• Exercise aim:
In your copy of the records, include every word exactly and no pictures.

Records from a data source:
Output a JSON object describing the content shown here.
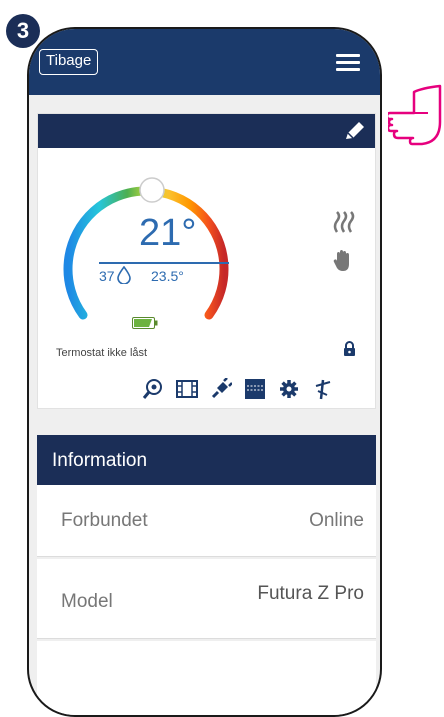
{
  "step_number": "3",
  "header": {
    "back_label": "Tibage"
  },
  "thermostat": {
    "temperature": "21°",
    "humidity": "37",
    "setpoint": "23.5°",
    "lock_status": "Termostat ikke låst",
    "dial_colors": [
      "#1e88e5",
      "#26c6da",
      "#4caf50",
      "#cddc39",
      "#fbc02d",
      "#ff9800",
      "#f4511e",
      "#c62828"
    ],
    "battery_color": "#6db33f"
  },
  "icons": [
    "zoom-icon",
    "film-icon",
    "plug-icon",
    "schedule-icon",
    "gear-icon",
    "antenna-icon"
  ],
  "information": {
    "title": "Information",
    "rows": [
      {
        "label": "Forbundet",
        "value": "Online"
      },
      {
        "label": "Model",
        "value": "Futura Z Pro"
      }
    ]
  },
  "colors": {
    "navy": "#1b2e57",
    "header": "#1b3a6b",
    "accent": "#2d6bb0",
    "pointer": "#e6007e"
  }
}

• Solution for this exercise:
Output a JSON object describing the content shown here.
{
  "step_number": "3",
  "header": {
    "back_label": "Tibage"
  },
  "thermostat": {
    "temperature": "21°",
    "humidity": "37",
    "setpoint": "23.5°",
    "lock_status": "Termostat ikke låst",
    "dial_colors": [
      "#1e88e5",
      "#26c6da",
      "#4caf50",
      "#cddc39",
      "#fbc02d",
      "#ff9800",
      "#f4511e",
      "#c62828"
    ],
    "battery_color": "#6db33f"
  },
  "icons": [
    "zoom-icon",
    "film-icon",
    "plug-icon",
    "schedule-icon",
    "gear-icon",
    "antenna-icon"
  ],
  "information": {
    "title": "Information",
    "rows": [
      {
        "label": "Forbundet",
        "value": "Online"
      },
      {
        "label": "Model",
        "value": "Futura Z Pro"
      }
    ]
  },
  "colors": {
    "navy": "#1b2e57",
    "header": "#1b3a6b",
    "accent": "#2d6bb0",
    "pointer": "#e6007e"
  }
}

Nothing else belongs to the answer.